- _Required work_:
Anywhere the string "indicator" shows up in the listing below, copy the line it is in.

- _Extracted data_:
* * *

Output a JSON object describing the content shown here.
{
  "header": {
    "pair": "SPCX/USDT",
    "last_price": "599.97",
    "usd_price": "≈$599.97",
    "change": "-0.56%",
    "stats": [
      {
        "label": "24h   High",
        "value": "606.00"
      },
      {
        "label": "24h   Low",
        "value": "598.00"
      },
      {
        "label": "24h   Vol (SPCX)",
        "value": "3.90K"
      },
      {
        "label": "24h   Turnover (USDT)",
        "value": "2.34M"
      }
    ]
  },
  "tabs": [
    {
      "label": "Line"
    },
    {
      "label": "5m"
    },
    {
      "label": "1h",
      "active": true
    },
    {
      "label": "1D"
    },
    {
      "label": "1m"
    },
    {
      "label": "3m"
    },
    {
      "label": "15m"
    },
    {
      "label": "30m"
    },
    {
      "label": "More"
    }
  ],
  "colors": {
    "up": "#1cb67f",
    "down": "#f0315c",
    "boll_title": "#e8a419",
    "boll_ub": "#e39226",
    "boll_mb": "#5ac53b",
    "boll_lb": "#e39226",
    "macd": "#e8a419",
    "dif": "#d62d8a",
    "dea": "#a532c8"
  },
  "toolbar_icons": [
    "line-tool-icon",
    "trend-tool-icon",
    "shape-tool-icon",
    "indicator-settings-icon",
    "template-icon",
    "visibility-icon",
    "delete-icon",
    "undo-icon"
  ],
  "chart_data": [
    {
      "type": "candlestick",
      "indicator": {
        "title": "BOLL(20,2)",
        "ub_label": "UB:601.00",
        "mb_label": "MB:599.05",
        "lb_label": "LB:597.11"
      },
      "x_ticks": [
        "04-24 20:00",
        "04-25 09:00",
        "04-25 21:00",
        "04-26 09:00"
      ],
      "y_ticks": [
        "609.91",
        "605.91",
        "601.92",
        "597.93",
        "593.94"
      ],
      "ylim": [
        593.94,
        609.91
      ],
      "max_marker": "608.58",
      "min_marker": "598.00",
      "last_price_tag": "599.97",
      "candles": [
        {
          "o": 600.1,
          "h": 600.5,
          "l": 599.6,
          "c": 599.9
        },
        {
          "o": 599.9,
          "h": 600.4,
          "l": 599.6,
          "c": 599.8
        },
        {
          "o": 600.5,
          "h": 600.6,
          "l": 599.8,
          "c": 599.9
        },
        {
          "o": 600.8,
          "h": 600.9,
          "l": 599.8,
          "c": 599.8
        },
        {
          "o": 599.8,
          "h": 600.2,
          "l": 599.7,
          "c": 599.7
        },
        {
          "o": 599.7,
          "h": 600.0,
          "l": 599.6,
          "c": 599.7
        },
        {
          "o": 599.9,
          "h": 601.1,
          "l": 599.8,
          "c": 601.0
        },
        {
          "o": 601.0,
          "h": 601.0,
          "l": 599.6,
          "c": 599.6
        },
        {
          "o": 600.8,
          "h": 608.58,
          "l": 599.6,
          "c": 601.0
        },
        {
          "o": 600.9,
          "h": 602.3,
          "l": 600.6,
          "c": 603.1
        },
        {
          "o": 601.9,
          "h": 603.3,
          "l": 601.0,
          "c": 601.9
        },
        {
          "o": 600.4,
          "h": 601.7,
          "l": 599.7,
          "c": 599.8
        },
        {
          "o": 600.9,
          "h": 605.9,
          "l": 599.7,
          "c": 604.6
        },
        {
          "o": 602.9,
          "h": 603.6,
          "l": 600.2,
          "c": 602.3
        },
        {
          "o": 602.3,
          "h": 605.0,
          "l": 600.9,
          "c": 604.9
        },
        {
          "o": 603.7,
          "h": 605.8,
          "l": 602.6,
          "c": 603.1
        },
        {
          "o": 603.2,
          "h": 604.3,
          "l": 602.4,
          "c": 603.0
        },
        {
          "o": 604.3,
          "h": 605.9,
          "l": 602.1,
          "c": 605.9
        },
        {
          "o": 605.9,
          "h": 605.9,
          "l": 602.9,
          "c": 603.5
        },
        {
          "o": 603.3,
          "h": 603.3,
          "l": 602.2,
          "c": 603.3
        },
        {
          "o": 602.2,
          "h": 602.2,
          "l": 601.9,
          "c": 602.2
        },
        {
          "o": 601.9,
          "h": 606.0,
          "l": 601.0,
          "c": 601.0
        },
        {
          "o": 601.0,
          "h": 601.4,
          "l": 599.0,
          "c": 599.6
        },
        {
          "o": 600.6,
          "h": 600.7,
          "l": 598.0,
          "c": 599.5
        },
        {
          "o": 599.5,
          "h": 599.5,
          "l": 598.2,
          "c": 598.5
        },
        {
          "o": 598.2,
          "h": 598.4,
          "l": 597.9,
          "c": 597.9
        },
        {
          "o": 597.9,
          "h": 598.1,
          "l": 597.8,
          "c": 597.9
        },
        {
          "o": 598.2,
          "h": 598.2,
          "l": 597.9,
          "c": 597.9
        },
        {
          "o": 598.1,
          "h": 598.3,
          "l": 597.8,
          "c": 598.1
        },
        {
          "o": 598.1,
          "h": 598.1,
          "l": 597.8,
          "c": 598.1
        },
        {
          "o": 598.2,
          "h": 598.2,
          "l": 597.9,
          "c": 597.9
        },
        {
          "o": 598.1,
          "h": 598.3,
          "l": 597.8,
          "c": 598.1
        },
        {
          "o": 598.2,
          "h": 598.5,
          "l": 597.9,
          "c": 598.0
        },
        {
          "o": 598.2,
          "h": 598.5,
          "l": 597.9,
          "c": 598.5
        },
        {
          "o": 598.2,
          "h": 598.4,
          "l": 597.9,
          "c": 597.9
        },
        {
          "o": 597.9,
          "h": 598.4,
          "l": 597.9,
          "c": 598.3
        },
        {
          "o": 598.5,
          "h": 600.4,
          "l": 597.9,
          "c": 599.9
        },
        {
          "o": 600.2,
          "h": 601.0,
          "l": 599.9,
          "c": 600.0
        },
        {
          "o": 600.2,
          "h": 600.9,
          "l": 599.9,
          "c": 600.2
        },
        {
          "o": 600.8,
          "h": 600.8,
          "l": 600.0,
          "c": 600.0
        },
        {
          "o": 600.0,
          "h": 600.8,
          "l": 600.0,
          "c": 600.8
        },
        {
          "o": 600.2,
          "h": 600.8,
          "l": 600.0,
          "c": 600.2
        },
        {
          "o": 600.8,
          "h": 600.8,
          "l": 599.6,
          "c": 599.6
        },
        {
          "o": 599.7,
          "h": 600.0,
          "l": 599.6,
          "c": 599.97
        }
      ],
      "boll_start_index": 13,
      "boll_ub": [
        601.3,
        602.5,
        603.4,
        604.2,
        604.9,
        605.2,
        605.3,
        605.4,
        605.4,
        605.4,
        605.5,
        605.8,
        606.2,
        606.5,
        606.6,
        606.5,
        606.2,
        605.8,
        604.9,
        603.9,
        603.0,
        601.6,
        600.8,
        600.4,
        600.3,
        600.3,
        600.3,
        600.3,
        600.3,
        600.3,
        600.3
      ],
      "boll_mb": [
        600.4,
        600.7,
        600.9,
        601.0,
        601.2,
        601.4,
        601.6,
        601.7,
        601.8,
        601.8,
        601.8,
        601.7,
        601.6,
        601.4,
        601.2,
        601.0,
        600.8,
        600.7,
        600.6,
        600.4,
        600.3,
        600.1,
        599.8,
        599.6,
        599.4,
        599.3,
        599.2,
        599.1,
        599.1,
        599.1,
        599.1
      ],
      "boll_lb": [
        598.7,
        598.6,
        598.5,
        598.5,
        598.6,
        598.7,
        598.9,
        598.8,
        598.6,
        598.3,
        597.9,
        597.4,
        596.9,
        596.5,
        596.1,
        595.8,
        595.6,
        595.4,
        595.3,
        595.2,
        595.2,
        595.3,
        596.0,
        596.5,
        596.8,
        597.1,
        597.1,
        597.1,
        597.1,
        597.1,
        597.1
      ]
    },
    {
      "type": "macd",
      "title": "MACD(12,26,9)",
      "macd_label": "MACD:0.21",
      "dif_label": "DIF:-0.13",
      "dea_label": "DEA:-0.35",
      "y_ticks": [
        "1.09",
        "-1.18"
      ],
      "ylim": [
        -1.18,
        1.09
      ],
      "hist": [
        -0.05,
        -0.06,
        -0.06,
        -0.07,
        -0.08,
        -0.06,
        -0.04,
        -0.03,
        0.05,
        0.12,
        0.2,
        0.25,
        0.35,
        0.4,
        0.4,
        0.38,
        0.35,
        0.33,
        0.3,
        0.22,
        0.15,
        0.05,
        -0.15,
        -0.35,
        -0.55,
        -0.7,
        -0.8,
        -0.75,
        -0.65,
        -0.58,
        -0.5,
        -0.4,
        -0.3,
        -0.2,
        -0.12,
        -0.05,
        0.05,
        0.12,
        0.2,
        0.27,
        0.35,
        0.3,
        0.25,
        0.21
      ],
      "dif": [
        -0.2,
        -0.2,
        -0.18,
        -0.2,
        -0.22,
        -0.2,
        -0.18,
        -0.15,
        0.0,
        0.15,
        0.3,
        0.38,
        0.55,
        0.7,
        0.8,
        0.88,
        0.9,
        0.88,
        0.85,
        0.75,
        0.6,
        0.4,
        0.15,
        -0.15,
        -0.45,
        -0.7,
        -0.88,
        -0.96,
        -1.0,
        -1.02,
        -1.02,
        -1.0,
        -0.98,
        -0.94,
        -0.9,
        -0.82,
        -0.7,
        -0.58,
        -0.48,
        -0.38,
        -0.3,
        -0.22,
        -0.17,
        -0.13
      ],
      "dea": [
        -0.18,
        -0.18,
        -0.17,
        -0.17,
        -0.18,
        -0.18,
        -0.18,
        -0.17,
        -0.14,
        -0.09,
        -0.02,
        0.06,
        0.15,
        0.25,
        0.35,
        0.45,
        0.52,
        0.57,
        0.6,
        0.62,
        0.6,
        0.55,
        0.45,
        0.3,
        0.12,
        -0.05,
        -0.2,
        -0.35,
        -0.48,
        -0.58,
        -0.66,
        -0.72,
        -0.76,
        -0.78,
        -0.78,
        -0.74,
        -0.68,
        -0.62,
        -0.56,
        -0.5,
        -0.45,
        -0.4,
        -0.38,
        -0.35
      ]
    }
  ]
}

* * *

- _Output for this exercise_:
    "indicator-settings-icon",
      "indicator": {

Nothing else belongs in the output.